- Age 23
- 6'1", 175 lbs.
- Expected level of play: Kane County or Daytona
- Key Stats: 11.57 Ks/9IP; 7.71 BB/9IP; .558 BABIP
It was a lost season for Paniagua as visa issues held him back and slowed his much needed development. He's going to be 24 in April and has only 7.2 erratic innings of full-season ball. But the Cubs don't have a whole lot of arms like this in their system so I'm not ready to give up on him yet. Paniagua has been clocked as high as 98 mph and some unconfirmed reports have him hitting triple digits. He does all of this with an easy motion in which the ball just seems to explode out of his hand. He also shows the potential for a good slider and change-up. The athleticism and easy delivery make him a solid bet to develop command, though he did not show that at all last season. At this point, time is running out so Paniagua needs to get innings in and he needs to break out or risk falling off the prospect radar. The best hope is that he clicks as a reliever and moves quickly through the system in much the same way that Armando Rivero did last season. The two prospects will be interesting to watch -- Rivero is closer to the bigs while Paniagua has the higher ceiling, so I went with Paniagua for this list, but I can see the argument for Rivero here.

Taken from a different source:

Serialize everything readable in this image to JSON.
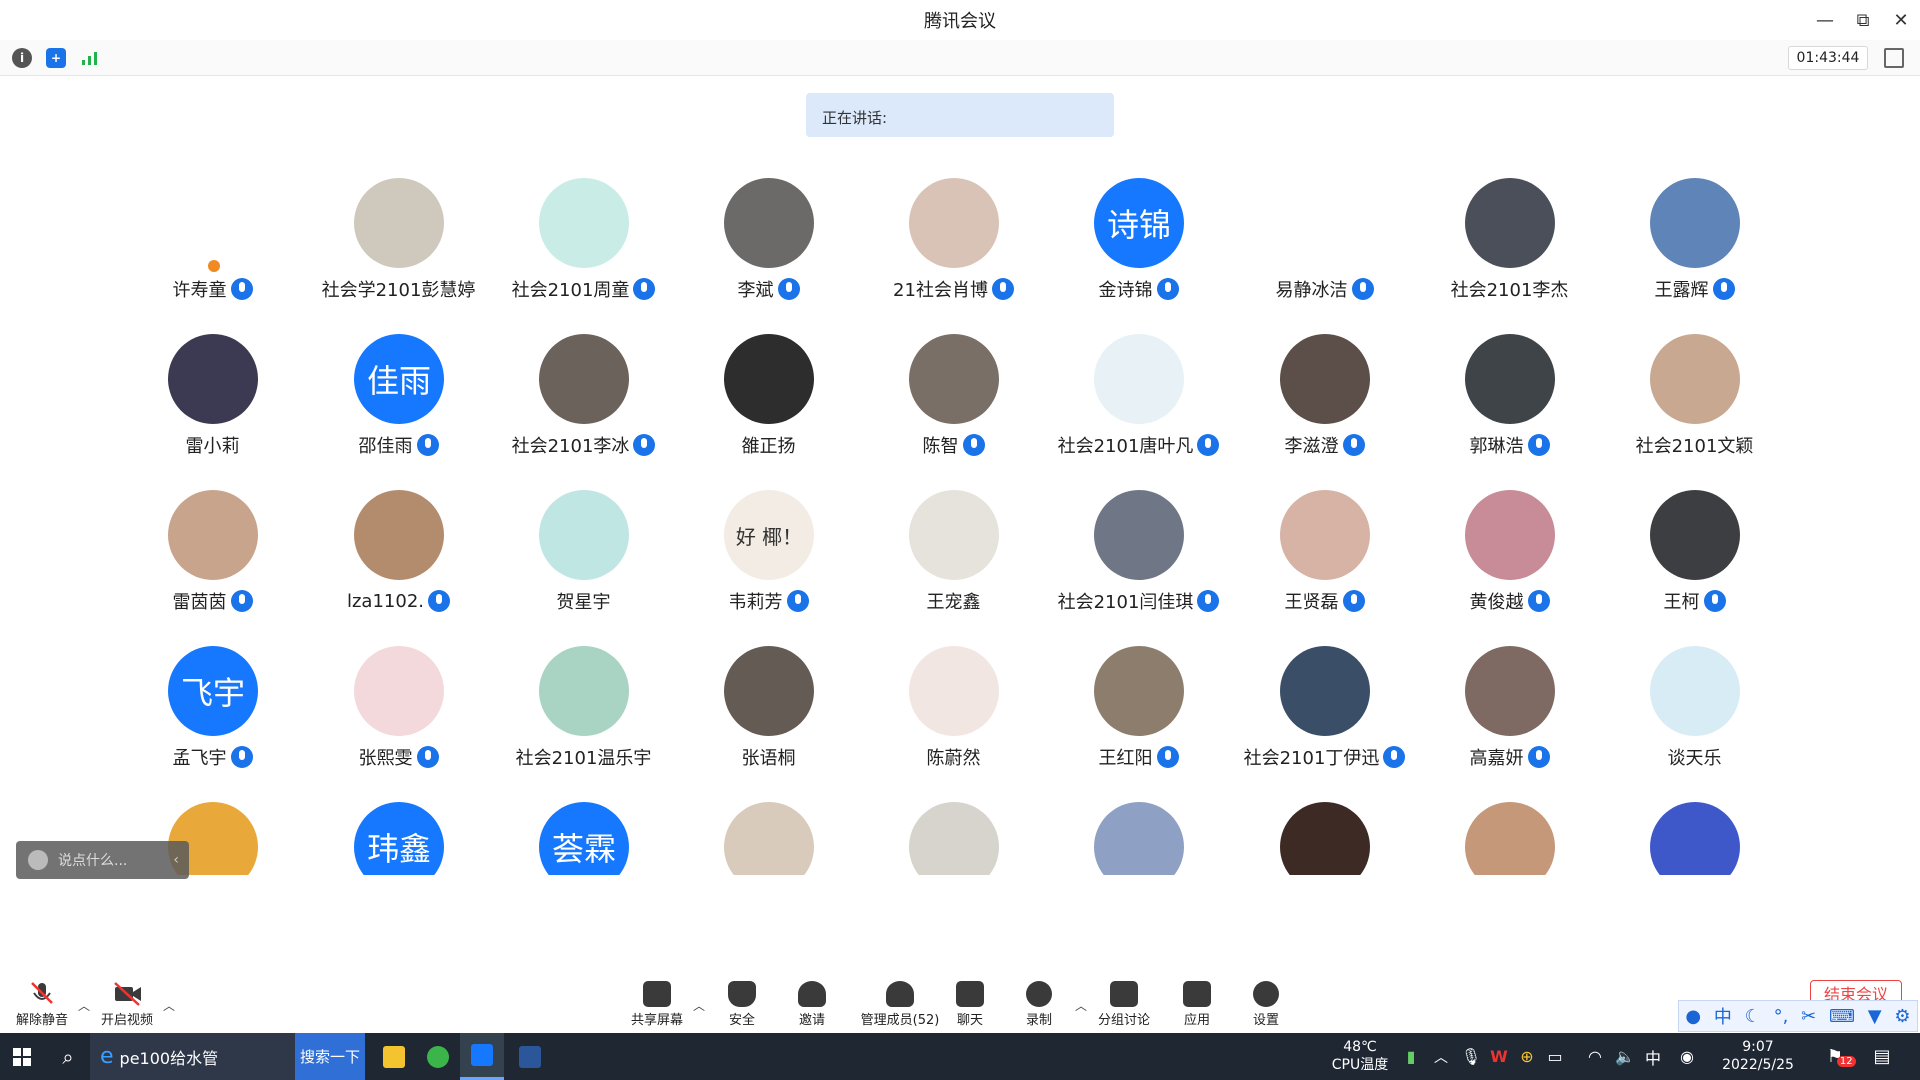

- Age: 21
- 6'0, 170 lbs.
- Expected 2014 level: Daytona (high A)
- Key stats: .254/.287/.336, 3.6 BB rate; 16% K rate
We have to look past those dreadful numbers to understand why someone like Hernandez would make this list. I was sitting next to a non-Cubs scout at a game last summer and I asked him who he liked on the Kane County team. The second player he mentioned was Marco Hernandez. There's a sense that the ability is there and you have to factor in that true shortstops like Hernandez are rare. But Hernandez has to show something soon and while you don't like to hang "make or break" labels on 21 year olds, you want to see progress this season. I'm looking forward to seeing how he responds to working with the tremendous coaching staff at Daytona.
Hernandez filled out a bit physically and showed a bit of power last year by hitting 4 HRs in a tough HR league while maintaining above average speed and good range at short. He has surprisingly strong wrists for his size and is capable of making solid contact with the potential for average power. But it isn't Hernandez's average to above average tools across the board that has some quietly concerned. It's more about maturing from a mental standpoint and understanding that he has to come in prepared and put in the effort on every play and AB. Having attended Kane County games all season last year, I saw some very encouraging progress in that aspect by the end of the season, though it didn't really show up on the stat sheet. I think if Hernandez comes in with the same attitude and puts in the work with the Mariano Duncan and the rest of that Daytona staff, we could finally see what Hernandez is capable of on the field.
PODCAST LINK: Cubs Top 35 prospects #31-#35 with apologies to Brian for originally mixing up #32 and #33, though it appears he has corrected that.
Filed under: 2014 Top Cubs Prospects